Mariah Proctor is currently studying at the BYU Jerusalem Center for Near Eastern Studies

I’ve said goodbye to the Western Wall. We went there as the sun was setting and everyone was preparing for Shabbat. The first time I went to the wall was under similar circumstances and it made it a poignant bookend to go to the same place in the same lighting with the same faces, but this time it was a scene featured in the falling action rather than the catalyst for the most amazing rising action of my life.

I don’t know how I feel about goodbyes. I’ve struggled my entire life trying to reconcile my inclination to fiercely cling to the past while having the overwhelming desire to run full speed ahead, because I know that the best times are yet to come.

I had the hardest time tearing myself away from the wall that night. It was the strangest sensation to feel like there was a force pulling me back to it. I kept turning to go and then just stopping, turning back and shamelessly staring. It sounds strange, but I feel an otherworldly bond to that place and it felt as though, if I turned away; that bond would snap and I would bleed inwardly.’

I don’t want to turn my back on this place and snap that bond. I want to remember every detail; I want to remember that the priests of the Ethopian mass at the Church of the Holy Sepulcher are always barefoot. I want to remember how the chemicals that they use to preserve the Dead Sea scrolls smell like fresh bread and almost put me into a food coma. I want to remember that the brochures for Armageddon include the words “have a pleasant visit” on the cover.

We’ve reached the point in our journey where every day that passes is the last day of its kind; our last Friday, our last sunset into Shabbat, our last Shabbat, our last Sunday free day. It’s ridiculous really to think of it that way, but that’s the only way my brain is willing to process it.

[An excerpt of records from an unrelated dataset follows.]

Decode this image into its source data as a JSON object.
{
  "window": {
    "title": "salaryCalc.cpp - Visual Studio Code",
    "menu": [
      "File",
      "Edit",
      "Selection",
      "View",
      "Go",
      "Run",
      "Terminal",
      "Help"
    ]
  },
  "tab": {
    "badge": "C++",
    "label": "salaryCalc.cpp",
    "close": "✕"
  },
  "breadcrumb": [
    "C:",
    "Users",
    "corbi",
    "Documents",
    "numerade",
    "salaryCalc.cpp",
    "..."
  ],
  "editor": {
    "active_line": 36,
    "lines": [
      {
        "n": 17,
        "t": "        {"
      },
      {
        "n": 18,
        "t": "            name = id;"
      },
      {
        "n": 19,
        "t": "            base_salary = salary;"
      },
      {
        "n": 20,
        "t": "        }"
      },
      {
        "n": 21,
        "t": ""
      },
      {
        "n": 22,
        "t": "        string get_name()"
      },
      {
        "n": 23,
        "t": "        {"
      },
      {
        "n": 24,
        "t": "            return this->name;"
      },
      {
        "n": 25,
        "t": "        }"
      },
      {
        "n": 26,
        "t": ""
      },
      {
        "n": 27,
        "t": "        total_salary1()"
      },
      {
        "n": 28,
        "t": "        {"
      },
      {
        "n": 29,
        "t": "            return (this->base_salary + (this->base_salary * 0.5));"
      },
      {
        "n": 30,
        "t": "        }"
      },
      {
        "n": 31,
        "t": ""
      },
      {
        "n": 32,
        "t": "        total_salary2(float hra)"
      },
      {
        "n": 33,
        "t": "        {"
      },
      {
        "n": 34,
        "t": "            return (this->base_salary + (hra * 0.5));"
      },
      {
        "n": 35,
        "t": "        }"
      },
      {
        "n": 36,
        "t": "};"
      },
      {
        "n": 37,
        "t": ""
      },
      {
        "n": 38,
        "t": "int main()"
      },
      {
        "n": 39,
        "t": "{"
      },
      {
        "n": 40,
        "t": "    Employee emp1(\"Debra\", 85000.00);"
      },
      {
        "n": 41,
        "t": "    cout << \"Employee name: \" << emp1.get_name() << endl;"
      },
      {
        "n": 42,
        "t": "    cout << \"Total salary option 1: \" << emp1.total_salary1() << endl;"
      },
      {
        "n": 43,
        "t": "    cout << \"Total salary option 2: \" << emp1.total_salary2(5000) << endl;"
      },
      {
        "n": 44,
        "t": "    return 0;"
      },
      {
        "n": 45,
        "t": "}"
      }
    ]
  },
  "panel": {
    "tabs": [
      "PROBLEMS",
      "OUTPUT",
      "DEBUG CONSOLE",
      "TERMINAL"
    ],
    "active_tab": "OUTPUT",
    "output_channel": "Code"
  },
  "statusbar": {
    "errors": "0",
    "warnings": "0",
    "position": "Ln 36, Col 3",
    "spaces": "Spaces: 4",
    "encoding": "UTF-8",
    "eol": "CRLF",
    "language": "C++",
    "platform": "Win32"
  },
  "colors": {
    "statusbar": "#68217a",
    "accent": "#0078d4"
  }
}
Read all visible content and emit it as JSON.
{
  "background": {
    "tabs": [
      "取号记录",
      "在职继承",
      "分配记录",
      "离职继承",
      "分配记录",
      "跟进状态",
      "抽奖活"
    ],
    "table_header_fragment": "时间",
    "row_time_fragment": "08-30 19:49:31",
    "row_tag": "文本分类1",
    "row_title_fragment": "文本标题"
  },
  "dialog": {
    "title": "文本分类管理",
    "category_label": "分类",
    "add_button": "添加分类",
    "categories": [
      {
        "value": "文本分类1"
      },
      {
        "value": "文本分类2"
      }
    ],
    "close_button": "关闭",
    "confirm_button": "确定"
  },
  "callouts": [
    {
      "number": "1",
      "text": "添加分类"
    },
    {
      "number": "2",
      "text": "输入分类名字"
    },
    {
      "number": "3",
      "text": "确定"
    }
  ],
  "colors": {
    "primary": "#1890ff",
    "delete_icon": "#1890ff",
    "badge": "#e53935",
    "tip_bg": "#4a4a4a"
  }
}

The past three and a half months have been unreal. Literally, it doesn’t feel real. I feel like I’ve been living my whole life at warp speed, and then the ship suddenly slowed giving me a chance to just stare at sky and stars and on Thursday when I step off the plane in Salt Lake the stargazing will end and warp speed will commence leaving me no time to wonder at what I just beheld. I know that a million moments in my life have glistened with that type of suspended reality, but each one feels like a uniquely slowed moment in an otherwise rushed existence.

I sound so mopey like a 4-year-old whose ice cream is quickly melting, but honestly, I love the poignancy and pain I feel at this experience as the most refreshing and revitalizing feeling in the world. It could only hurt this much to leave if I truly loved and treasured what I had here. I’ve learned to love keeping myself open to the whole range of human emotion. If this experience has taught me one thing, it’s to be human and open and real and let things hurt and let things move me and let things make me laugh uncontrollably.

I’m bouncing all over the place and nothing is coming out right, but I feel compelled to express my gratitude for this chance that I’ve had. We went to the Templar Cemetery in Haifa (in Northern Israel) and there, in the middle of a crop of German-Jewish graves, were buried two boys from Farmington, Utah. These simple graves and the sacrifices of the men that they commemorate are one of the main reasons we were able to build the Jerusalem Center here. No new religions were allowed to enter the Holy Land after 1948, but because these two missionaries from the early years of the church, left their families behind to preach thousands of miles from home; we had proof that the gospel was already here and so we were allowed to stay.

So many nameless sacrifices conspire to get you where you are in life and half of them you not only don’t appreciate, but you’re not even aware of. Those humble, hidden graves have made me recognize the absolutely essential living influences in my life that gave me the experience I had here this summer; not only financially and logistically, but emotionally and spiritually. I’ve decided that the second I realize the influence someone has had on me, I need to just tell them right then. I can’t just wait because what if my confidence gives out or my perception changes and I never get a chance?

That’s what finally allowed me to turn away from the wall that night and be at peace about putting miles between my body and that piece of my heart. I’ve had my moment to spend on myself and now it’s time for me to turn and be that affirmative influence in someone else’s life. I can’t just live at this juncture for always, when there are people waiting at the next station that the Lord needs me to bless.

“If I forget thee, O Jerusalem, let my right hand forget her cunning.”